**ABOUT THIS TASK:** Go through the records and filter out every line lacking the word "object"; copy the lines that remain.

**PROVIDED RECORDS:**
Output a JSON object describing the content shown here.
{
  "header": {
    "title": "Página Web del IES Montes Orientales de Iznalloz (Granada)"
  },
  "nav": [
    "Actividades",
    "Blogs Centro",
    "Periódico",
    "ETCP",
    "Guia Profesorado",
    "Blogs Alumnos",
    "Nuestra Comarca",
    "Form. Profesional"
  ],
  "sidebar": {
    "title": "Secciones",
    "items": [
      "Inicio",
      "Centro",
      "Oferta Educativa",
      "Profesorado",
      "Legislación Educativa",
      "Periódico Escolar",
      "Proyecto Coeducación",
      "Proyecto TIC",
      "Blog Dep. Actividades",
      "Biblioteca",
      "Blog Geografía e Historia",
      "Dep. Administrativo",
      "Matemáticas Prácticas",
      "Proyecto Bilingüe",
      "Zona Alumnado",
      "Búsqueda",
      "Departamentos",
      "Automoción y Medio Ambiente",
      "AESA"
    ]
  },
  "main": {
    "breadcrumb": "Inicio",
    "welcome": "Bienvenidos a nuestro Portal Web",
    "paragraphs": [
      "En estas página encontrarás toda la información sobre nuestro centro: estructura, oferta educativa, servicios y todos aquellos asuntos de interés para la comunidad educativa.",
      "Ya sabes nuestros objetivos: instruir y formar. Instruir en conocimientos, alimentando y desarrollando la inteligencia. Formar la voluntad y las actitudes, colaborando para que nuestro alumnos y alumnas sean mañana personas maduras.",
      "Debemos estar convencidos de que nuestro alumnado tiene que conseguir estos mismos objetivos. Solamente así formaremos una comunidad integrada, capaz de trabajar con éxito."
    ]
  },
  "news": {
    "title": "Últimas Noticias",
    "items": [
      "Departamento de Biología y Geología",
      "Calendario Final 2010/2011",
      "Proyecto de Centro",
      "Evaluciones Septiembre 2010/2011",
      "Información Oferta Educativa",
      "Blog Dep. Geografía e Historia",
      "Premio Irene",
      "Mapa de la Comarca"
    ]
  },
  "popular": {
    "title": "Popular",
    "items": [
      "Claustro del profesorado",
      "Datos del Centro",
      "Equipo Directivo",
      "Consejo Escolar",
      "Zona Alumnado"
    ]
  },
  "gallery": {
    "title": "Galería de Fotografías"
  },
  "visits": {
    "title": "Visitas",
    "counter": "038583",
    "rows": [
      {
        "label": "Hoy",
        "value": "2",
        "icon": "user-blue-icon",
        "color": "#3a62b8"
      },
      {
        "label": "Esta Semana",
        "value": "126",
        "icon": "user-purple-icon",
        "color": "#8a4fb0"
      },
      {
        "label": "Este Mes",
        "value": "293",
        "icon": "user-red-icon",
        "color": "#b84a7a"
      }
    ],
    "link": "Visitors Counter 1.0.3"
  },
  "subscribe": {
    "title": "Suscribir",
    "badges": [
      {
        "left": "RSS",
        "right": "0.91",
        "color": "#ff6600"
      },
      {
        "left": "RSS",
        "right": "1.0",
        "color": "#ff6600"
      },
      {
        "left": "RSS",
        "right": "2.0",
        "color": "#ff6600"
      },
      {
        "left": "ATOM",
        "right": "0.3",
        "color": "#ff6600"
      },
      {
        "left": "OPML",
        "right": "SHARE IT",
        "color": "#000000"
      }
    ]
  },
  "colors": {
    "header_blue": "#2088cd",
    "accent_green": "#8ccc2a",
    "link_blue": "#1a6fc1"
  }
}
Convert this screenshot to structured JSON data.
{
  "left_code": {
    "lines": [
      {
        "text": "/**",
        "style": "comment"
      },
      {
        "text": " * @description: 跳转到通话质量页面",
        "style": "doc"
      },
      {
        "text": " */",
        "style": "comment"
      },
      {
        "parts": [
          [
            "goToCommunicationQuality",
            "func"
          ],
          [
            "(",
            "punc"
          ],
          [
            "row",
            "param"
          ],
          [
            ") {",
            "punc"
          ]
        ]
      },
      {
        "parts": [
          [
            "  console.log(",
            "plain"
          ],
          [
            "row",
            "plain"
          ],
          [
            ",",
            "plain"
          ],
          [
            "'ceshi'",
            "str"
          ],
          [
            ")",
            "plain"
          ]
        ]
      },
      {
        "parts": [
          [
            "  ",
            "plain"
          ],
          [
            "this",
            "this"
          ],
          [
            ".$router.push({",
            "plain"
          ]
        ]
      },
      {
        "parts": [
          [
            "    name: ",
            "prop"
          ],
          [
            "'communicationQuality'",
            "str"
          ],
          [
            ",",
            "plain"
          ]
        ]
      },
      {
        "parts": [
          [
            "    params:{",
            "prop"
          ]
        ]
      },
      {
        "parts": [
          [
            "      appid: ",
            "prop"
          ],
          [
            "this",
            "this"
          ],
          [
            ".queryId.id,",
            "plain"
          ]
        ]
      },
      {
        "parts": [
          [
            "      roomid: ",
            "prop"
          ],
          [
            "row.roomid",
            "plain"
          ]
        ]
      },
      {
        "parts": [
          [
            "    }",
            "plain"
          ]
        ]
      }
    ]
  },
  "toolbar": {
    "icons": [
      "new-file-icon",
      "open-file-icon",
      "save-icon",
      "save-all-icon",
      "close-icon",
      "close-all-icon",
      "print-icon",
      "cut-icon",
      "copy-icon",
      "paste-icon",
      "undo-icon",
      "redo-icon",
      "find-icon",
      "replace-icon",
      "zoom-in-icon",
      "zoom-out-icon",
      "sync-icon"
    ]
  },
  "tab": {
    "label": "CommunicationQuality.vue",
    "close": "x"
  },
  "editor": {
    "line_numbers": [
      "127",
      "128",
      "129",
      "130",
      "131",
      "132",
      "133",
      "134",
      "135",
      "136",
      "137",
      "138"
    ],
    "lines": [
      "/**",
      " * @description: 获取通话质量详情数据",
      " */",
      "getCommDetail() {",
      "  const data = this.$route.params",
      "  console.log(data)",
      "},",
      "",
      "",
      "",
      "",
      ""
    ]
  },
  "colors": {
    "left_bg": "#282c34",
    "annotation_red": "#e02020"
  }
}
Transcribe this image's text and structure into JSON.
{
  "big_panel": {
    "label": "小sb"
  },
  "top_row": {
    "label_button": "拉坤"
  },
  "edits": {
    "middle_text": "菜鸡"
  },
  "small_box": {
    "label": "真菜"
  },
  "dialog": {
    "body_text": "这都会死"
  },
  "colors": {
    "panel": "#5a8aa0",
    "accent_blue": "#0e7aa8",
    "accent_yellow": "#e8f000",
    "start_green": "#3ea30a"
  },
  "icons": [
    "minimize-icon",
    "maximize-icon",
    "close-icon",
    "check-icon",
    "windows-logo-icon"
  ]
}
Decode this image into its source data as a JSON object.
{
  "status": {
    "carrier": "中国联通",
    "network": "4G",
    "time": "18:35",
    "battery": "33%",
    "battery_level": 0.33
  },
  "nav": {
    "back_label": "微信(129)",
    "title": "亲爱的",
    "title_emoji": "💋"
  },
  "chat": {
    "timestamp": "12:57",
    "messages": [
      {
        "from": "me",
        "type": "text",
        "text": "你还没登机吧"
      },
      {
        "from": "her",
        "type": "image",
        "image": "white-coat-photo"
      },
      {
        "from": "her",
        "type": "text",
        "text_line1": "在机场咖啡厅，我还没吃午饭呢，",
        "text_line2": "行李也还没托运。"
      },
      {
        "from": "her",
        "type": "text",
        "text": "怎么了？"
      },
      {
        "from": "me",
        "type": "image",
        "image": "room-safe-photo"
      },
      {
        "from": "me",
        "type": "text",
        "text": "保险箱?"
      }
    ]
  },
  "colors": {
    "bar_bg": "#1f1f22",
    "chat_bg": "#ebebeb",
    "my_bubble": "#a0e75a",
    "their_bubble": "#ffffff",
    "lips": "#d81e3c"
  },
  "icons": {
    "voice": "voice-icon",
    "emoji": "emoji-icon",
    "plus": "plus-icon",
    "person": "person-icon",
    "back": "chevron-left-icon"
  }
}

**ANSWER TO THE PROBLEM:**
Output a JSON object describing the content shown here.
Decode this image into its source data as a JSON object.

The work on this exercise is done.